Let's begin by reviewing basic subject-verb agreement. In present tenses, the subject and verb must agree in number. This means that if the subject is plural, the verb must be plural, too. Likewise, if the subject is singular, the verb must be singular. To make a present-tense verb singular, we add s or es. Thus, walks is the singular form of walk, and goes is the singular of go.
Remember also that the usual sentence structure is subject + verb. Questions, however, are arranged a little differently. Let's look at an example of a question first to identify its parts:
Have you seen the movie?
Where are the subject and verb in this question? The subject is you, and the verb is have (helping verb) plus seen (main verb). But the helping verb have comes before the subject. That order doesn't follow the subject + verb structure at all, but it is a very common structure for questions: helping verb + subject + main verb.
The entire verb may even come before the subject. This happens when the verb is a simple form of be (e.g., is, are). Then the structure is verb + subject, as in the example below:
Are you ready to go?
[verb are + subject you]
This reversal of the usual subject-verb order is called inversion. Despite the fact that questions follow an inverted order, the subject and verb must still agree. Let's take a look at an example:
Does she play basketball?
Now, let's break down the example:
What is the subject? she
Is it singular or plural? singular
What is the verb? does (helping verb) + play (main verb)

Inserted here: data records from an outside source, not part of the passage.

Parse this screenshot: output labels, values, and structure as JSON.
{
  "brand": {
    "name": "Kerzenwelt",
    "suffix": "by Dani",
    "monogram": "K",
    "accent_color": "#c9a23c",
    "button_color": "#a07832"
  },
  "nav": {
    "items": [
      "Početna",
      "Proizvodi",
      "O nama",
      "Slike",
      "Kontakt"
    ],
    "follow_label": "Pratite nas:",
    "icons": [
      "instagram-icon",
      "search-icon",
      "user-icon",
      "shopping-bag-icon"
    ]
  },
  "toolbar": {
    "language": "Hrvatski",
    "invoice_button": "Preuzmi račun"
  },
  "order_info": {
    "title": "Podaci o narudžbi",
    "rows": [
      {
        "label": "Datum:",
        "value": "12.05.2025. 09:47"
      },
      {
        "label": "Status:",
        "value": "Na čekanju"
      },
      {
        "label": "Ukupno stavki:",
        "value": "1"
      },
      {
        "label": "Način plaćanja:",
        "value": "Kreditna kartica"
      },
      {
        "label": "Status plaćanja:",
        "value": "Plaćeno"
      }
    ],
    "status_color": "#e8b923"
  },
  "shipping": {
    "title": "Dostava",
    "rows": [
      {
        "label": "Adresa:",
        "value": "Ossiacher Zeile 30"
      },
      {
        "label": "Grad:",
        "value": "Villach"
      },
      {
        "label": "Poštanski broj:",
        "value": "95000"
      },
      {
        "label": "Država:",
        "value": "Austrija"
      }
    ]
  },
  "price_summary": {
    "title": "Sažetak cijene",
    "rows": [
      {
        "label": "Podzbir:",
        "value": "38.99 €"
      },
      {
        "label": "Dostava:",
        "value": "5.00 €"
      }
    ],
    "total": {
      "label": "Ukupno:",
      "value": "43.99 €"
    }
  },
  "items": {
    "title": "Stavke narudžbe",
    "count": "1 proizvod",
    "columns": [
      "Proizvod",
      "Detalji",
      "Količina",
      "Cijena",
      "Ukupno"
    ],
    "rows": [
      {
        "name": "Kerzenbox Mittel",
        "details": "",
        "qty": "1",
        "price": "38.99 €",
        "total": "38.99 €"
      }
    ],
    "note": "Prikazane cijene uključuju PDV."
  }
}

Is it singular or plural? singular (do + es = does)
Let's look at another example:
Do the team members agree?
What is the subject? team members

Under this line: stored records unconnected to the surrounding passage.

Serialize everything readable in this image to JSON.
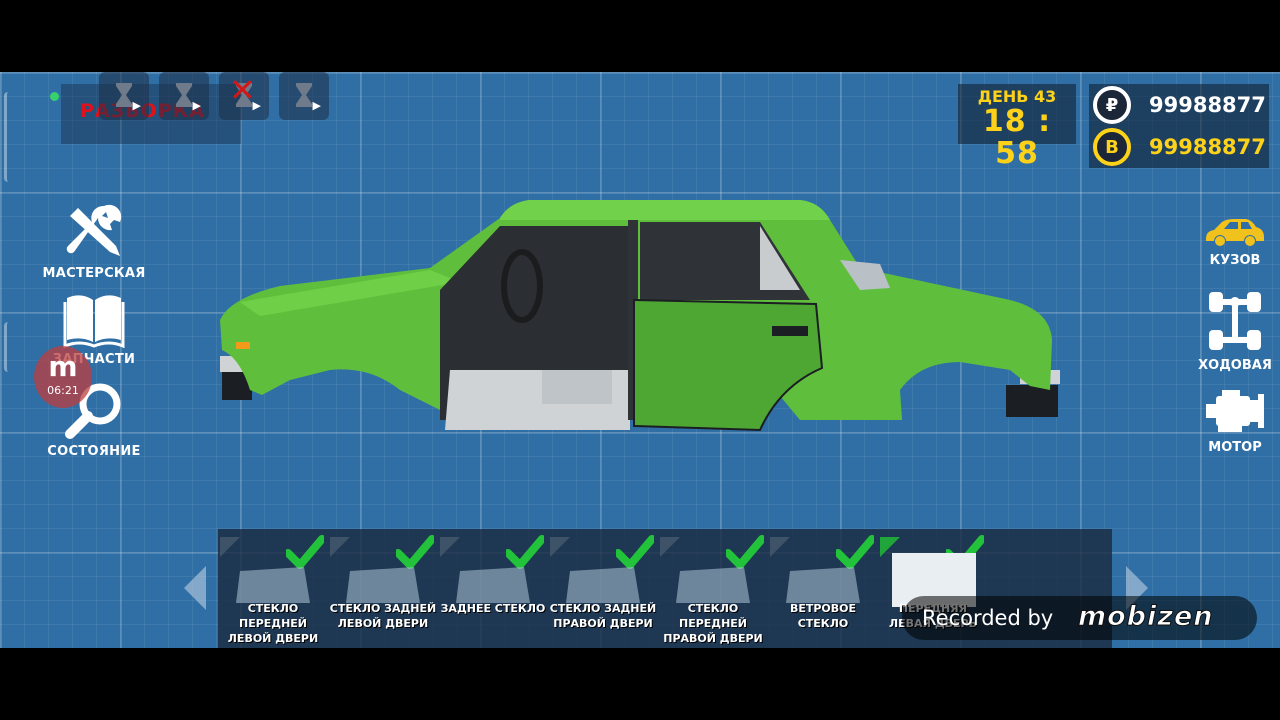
{
  "top_bar": {
    "brand": "РАЗБОРКА",
    "ad_slots": [
      {
        "icon": "hourglass-icon",
        "disabled": false
      },
      {
        "icon": "hourglass-icon",
        "disabled": false
      },
      {
        "icon": "hourglass-icon",
        "disabled": true
      },
      {
        "icon": "hourglass-icon",
        "disabled": false
      }
    ]
  },
  "clock": {
    "day": "ДЕНЬ 43",
    "time": "18 : 58"
  },
  "money": {
    "rubles": "99988877",
    "bitcoin": "99988877",
    "rub_symbol": "₽",
    "btc_symbol": "B"
  },
  "left_menu": {
    "workshop": "МАСТЕРСКАЯ",
    "parts": "ЗАПЧАСТИ",
    "condition": "СОСТОЯНИЕ"
  },
  "recorder_badge": {
    "letter": "m",
    "time": "06:21"
  },
  "right_menu": {
    "body": "КУЗОВ",
    "chassis": "ХОДОВАЯ",
    "engine": "МОТОР"
  },
  "parts": [
    {
      "line1": "СТЕКЛО ПЕРЕДНЕЙ",
      "line2": "ЛЕВОЙ ДВЕРИ",
      "installed": true
    },
    {
      "line1": "СТЕКЛО ЗАДНЕЙ",
      "line2": "ЛЕВОЙ ДВЕРИ",
      "installed": true
    },
    {
      "line1": "ЗАДНЕЕ СТЕКЛО",
      "line2": "",
      "installed": true
    },
    {
      "line1": "СТЕКЛО ЗАДНЕЙ",
      "line2": "ПРАВОЙ ДВЕРИ",
      "installed": true
    },
    {
      "line1": "СТЕКЛО ПЕРЕДНЕЙ",
      "line2": "ПРАВОЙ ДВЕРИ",
      "installed": true
    },
    {
      "line1": "ВЕТРОВОЕ",
      "line2": "СТЕКЛО",
      "installed": true
    },
    {
      "line1": "ПЕРЕДНЯЯ",
      "line2": "ЛЕВАЯ ДВЕРЬ",
      "installed": true
    }
  ],
  "watermark": {
    "prefix": "Recorded by",
    "logo": "mobizen"
  },
  "colors": {
    "car_body": "#5fbf3c",
    "accent_yellow": "#ffd21a",
    "check_green": "#22c33a"
  }
}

Is it singular or plural? plural
What is the verb? do (helping verb) + agree (main verb)
Is it singular or plural? plural (do doesn't end in s)
For more information on subject-verb agreement, read Basic subject-verb agreement.